The Bill has a section that would extend PLR to include audio-books and to a limited degree e-books. For copyright reasons performers and producers would also be included as well.  In response to worries that ebook loans by libraries might diminish their commercial value, ebook loans will not qualify for PLR ‘if made by electronic transmission to a place other than library premises’.



Orphan Works



The Bill attempts to make it easier for users, including authors, to be able to reproduce ‘orphan works’ (i.e. works in copyright but whose owner cannot be traced). The aim is laudable, but we have expressed a number of concerns including:

(a)    ‘orphan works’ need to be clearly defined;

(b)    only ‘licensing bodies’, representing the relevant category of rights holder, should be authorised to operate orphan works licensing schemes;

(c)    users should be required to exercise ‘due diligence’ rather than conduct a ‘reasonable search’;

(d)    the way in which an ‘orphan works register’ (introduced by a government amendment to the Bill) would work is complicated and far from clear.



Extended Licensing
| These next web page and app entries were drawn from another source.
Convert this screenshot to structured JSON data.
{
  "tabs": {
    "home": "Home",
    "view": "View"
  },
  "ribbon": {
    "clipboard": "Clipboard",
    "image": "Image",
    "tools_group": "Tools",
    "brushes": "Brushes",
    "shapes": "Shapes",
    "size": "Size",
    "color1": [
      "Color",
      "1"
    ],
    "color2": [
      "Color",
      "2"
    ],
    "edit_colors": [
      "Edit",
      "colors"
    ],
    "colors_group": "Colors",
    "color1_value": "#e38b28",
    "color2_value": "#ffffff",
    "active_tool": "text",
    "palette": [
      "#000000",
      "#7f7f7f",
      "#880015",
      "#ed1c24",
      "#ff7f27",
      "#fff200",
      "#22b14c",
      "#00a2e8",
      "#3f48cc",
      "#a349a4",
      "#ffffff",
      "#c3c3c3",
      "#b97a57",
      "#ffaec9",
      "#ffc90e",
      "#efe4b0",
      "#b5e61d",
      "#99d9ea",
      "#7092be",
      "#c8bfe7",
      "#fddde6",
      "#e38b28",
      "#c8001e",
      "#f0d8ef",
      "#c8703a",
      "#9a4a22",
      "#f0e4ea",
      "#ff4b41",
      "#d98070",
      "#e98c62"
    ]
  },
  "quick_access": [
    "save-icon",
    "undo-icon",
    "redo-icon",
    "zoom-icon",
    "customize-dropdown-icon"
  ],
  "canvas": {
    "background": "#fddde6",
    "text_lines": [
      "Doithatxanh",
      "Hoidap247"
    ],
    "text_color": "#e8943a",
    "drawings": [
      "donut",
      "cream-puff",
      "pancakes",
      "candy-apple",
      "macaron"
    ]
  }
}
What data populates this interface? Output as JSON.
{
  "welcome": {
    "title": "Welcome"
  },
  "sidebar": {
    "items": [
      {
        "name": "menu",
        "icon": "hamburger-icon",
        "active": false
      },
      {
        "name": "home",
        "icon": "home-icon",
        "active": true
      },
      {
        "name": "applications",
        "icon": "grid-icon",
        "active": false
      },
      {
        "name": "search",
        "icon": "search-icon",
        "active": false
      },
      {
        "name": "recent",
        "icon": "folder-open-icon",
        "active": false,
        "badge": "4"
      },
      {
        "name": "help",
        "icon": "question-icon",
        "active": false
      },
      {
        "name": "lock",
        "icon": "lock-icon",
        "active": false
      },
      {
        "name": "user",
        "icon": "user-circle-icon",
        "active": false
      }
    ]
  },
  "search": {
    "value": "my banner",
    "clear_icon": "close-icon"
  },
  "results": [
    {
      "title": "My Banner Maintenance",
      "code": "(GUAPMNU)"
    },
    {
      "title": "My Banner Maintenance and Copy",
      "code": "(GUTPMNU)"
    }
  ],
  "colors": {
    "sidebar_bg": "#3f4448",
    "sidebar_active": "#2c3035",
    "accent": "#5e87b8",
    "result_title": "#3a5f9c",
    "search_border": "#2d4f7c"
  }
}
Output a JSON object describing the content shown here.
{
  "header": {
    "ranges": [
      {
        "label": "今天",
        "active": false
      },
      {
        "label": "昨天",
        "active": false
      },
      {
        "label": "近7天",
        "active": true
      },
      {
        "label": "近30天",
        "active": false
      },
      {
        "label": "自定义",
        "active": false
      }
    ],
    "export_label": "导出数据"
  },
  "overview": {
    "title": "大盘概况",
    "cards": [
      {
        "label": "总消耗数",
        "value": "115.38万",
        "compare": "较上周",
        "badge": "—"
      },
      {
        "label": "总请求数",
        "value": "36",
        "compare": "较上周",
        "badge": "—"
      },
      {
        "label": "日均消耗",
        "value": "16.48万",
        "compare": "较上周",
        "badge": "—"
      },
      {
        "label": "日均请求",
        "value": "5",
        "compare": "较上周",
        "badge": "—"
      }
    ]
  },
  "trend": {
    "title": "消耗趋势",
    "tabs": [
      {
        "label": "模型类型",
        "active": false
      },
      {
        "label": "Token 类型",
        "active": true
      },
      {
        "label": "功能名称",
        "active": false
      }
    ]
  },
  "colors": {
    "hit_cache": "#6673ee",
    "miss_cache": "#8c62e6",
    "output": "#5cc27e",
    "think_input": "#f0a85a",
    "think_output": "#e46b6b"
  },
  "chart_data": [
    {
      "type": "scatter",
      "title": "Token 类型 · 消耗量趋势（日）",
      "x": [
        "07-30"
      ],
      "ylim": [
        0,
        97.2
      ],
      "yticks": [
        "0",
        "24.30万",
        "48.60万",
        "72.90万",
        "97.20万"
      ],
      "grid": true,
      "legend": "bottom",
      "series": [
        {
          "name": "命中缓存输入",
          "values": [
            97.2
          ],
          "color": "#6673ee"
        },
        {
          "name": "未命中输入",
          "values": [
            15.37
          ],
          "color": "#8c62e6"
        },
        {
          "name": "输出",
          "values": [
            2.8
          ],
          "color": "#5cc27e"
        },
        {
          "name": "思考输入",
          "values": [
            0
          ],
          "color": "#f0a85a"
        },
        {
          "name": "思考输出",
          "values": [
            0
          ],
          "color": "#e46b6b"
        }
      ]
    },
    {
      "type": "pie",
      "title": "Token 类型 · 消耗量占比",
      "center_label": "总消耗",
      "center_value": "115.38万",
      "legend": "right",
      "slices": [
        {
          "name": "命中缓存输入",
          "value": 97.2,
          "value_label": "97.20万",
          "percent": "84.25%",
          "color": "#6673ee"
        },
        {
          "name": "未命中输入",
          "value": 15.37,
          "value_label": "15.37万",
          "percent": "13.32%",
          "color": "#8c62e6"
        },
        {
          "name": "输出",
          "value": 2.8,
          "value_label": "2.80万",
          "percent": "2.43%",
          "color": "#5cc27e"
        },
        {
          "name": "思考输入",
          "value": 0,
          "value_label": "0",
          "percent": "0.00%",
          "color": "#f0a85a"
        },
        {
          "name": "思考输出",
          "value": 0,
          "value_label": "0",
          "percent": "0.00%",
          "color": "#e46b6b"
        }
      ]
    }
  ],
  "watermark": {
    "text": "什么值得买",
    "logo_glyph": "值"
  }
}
A short section of the Bill would give the Secretary of State wide power to authorise a licensing body to grant copyright licences which would be binding on rightsholders unless they opted out with respect to the relevant rights. While the Intellectual Property Office has given assurances that extended licensing would only be introduced after wide and detailed consultation, we do not understand or accept the need for extended licensing schemes, other than in relation to orphan works, except possibly in very limited and specific circumstances and after the fullest consultation with copyright owners likely to be affected.  By contrast, the breadth of the power given to the Secretary of State is very wide and lacks any detail or limitations.